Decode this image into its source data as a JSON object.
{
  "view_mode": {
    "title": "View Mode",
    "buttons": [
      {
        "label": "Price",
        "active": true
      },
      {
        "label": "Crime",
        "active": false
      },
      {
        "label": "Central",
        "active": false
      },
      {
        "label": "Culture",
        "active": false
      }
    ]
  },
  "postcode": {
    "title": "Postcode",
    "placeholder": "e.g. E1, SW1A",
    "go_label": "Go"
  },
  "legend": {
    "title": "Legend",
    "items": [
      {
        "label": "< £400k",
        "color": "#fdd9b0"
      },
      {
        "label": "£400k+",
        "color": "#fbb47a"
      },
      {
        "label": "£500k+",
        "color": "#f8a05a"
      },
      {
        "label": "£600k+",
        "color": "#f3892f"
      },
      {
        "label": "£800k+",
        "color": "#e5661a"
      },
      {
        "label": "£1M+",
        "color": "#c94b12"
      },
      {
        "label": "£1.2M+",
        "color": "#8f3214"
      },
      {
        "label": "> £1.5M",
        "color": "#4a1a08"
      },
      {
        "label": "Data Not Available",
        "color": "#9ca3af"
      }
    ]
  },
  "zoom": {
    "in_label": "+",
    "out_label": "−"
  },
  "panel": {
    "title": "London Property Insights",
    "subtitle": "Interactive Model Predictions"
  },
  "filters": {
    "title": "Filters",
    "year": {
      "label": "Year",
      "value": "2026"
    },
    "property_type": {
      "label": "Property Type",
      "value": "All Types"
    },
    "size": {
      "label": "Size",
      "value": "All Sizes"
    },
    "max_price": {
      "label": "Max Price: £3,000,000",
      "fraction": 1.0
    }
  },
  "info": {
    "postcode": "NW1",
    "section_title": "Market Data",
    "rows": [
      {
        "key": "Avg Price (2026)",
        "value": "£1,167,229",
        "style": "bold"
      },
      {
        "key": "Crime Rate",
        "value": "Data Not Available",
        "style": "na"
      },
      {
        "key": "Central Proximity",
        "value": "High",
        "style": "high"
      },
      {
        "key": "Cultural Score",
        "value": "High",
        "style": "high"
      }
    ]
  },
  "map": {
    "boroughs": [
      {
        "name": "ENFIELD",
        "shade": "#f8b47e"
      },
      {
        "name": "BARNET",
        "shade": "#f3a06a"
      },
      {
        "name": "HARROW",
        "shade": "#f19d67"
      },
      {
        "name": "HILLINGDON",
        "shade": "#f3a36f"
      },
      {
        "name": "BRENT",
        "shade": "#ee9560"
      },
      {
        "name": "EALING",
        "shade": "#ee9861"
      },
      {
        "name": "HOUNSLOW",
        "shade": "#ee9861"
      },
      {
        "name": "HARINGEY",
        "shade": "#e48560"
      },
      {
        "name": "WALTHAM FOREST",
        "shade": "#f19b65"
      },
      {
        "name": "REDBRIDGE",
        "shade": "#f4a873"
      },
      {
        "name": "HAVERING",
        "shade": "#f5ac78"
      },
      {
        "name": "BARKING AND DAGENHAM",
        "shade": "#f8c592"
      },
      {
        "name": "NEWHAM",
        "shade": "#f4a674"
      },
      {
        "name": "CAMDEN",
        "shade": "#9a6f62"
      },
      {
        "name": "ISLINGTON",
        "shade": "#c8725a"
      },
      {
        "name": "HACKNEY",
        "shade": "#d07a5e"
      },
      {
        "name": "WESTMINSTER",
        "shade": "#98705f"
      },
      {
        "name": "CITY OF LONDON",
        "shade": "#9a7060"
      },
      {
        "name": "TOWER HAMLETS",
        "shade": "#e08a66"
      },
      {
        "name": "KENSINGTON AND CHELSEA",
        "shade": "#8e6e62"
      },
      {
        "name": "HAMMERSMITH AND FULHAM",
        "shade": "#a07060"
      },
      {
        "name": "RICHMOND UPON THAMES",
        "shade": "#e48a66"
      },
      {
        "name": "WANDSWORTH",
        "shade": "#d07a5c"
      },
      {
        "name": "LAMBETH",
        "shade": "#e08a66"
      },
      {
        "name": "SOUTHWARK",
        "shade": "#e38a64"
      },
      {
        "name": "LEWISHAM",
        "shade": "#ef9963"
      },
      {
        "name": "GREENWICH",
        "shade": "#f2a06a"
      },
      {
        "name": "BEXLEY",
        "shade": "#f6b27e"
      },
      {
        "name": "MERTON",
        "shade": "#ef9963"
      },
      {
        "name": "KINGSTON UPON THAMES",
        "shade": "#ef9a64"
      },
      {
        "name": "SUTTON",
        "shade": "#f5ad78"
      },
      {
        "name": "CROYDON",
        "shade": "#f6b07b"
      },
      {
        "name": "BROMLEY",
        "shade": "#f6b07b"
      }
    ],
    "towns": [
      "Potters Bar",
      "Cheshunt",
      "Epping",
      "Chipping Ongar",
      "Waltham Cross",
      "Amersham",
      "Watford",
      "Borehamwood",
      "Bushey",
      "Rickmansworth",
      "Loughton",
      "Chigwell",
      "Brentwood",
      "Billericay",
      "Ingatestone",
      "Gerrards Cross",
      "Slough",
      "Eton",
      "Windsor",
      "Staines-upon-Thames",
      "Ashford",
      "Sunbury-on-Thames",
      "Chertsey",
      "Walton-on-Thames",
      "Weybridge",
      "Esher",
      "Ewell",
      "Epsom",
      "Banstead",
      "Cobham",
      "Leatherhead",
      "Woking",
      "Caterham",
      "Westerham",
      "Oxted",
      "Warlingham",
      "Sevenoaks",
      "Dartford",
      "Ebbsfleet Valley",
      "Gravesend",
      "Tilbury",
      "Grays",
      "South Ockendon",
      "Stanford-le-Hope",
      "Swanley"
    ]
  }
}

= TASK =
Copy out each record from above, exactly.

= TASK SOLUTION =
Decode this image into its source data as a JSON object.
{
  "view_mode": {
    "title": "View Mode",
    "buttons": [
      {
        "label": "Price",
        "active": true
      },
      {
        "label": "Crime",
        "active": false
      },
      {
        "label": "Central",
        "active": false
      },
      {
        "label": "Culture",
        "active": false
      }
    ]
  },
  "postcode": {
    "title": "Postcode",
    "placeholder": "e.g. E1, SW1A",
    "go_label": "Go"
  },
  "legend": {
    "title": "Legend",
    "items": [
      {
        "label": "< £400k",
        "color": "#fdd9b0"
      },
      {
        "label": "£400k+",
        "color": "#fbb47a"
      },
      {
        "label": "£500k+",
        "color": "#f8a05a"
      },
      {
        "label": "£600k+",
        "color": "#f3892f"
      },
      {
        "label": "£800k+",
        "color": "#e5661a"
      },
      {
        "label": "£1M+",
        "color": "#c94b12"
      },
      {
        "label": "£1.2M+",
        "color": "#8f3214"
      },
      {
        "label": "> £1.5M",
        "color": "#4a1a08"
      },
      {
        "label": "Data Not Available",
        "color": "#9ca3af"
      }
    ]
  },
  "zoom": {
    "in_label": "+",
    "out_label": "−"
  },
  "panel": {
    "title": "London Property Insights",
    "subtitle": "Interactive Model Predictions"
  },
  "filters": {
    "title": "Filters",
    "year": {
      "label": "Year",
      "value": "2026"
    },
    "property_type": {
      "label": "Property Type",
      "value": "All Types"
    },
    "size": {
      "label": "Size",
      "value": "All Sizes"
    },
    "max_price": {
      "label": "Max Price: £3,000,000",
      "fraction": 1.0
    }
  },
  "info": {
    "postcode": "NW1",
    "section_title": "Market Data",
    "rows": [
      {
        "key": "Avg Price (2026)",
        "value": "£1,167,229",
        "style": "bold"
      },
      {
        "key": "Crime Rate",
        "value": "Data Not Available",
        "style": "na"
      },
      {
        "key": "Central Proximity",
        "value": "High",
        "style": "high"
      },
      {
        "key": "Cultural Score",
        "value": "High",
        "style": "high"
      }
    ]
  },
  "map": {
    "boroughs": [
      {
        "name": "ENFIELD",
        "shade": "#f8b47e"
      },
      {
        "name": "BARNET",
        "shade": "#f3a06a"
      },
      {
        "name": "HARROW",
        "shade": "#f19d67"
      },
      {
        "name": "HILLINGDON",
        "shade": "#f3a36f"
      },
      {
        "name": "BRENT",
        "shade": "#ee9560"
      },
      {
        "name": "EALING",
        "shade": "#ee9861"
      },
      {
        "name": "HOUNSLOW",
        "shade": "#ee9861"
      },
      {
        "name": "HARINGEY",
        "shade": "#e48560"
      },
      {
        "name": "WALTHAM FOREST",
        "shade": "#f19b65"
      },
      {
        "name": "REDBRIDGE",
        "shade": "#f4a873"
      },
      {
        "name": "HAVERING",
        "shade": "#f5ac78"
      },
      {
        "name": "BARKING AND DAGENHAM",
        "shade": "#f8c592"
      },
      {
        "name": "NEWHAM",
        "shade": "#f4a674"
      },
      {
        "name": "CAMDEN",
        "shade": "#9a6f62"
      },
      {
        "name": "ISLINGTON",
        "shade": "#c8725a"
      },
      {
        "name": "HACKNEY",
        "shade": "#d07a5e"
      },
      {
        "name": "WESTMINSTER",
        "shade": "#98705f"
      },
      {
        "name": "CITY OF LONDON",
        "shade": "#9a7060"
      },
      {
        "name": "TOWER HAMLETS",
        "shade": "#e08a66"
      },
      {
        "name": "KENSINGTON AND CHELSEA",
        "shade": "#8e6e62"
      },
      {
        "name": "HAMMERSMITH AND FULHAM",
        "shade": "#a07060"
      },
      {
        "name": "RICHMOND UPON THAMES",
        "shade": "#e48a66"
      },
      {
        "name": "WANDSWORTH",
        "shade": "#d07a5c"
      },
      {
        "name": "LAMBETH",
        "shade": "#e08a66"
      },
      {
        "name": "SOUTHWARK",
        "shade": "#e38a64"
      },
      {
        "name": "LEWISHAM",
        "shade": "#ef9963"
      },
      {
        "name": "GREENWICH",
        "shade": "#f2a06a"
      },
      {
        "name": "BEXLEY",
        "shade": "#f6b27e"
      },
      {
        "name": "MERTON",
        "shade": "#ef9963"
      },
      {
        "name": "KINGSTON UPON THAMES",
        "shade": "#ef9a64"
      },
      {
        "name": "SUTTON",
        "shade": "#f5ad78"
      },
      {
        "name": "CROYDON",
        "shade": "#f6b07b"
      },
      {
        "name": "BROMLEY",
        "shade": "#f6b07b"
      }
    ],
    "towns": [
      "Potters Bar",
      "Cheshunt",
      "Epping",
      "Chipping Ongar",
      "Waltham Cross",
      "Amersham",
      "Watford",
      "Borehamwood",
      "Bushey",
      "Rickmansworth",
      "Loughton",
      "Chigwell",
      "Brentwood",
      "Billericay",
      "Ingatestone",
      "Gerrards Cross",
      "Slough",
      "Eton",
      "Windsor",
      "Staines-upon-Thames",
      "Ashford",
      "Sunbury-on-Thames",
      "Chertsey",
      "Walton-on-Thames",
      "Weybridge",
      "Esher",
      "Ewell",
      "Epsom",
      "Banstead",
      "Cobham",
      "Leatherhead",
      "Woking",
      "Caterham",
      "Westerham",
      "Oxted",
      "Warlingham",
      "Sevenoaks",
      "Dartford",
      "Ebbsfleet Valley",
      "Gravesend",
      "Tilbury",
      "Grays",
      "South Ockendon",
      "Stanford-le-Hope",
      "Swanley"
    ]
  }
}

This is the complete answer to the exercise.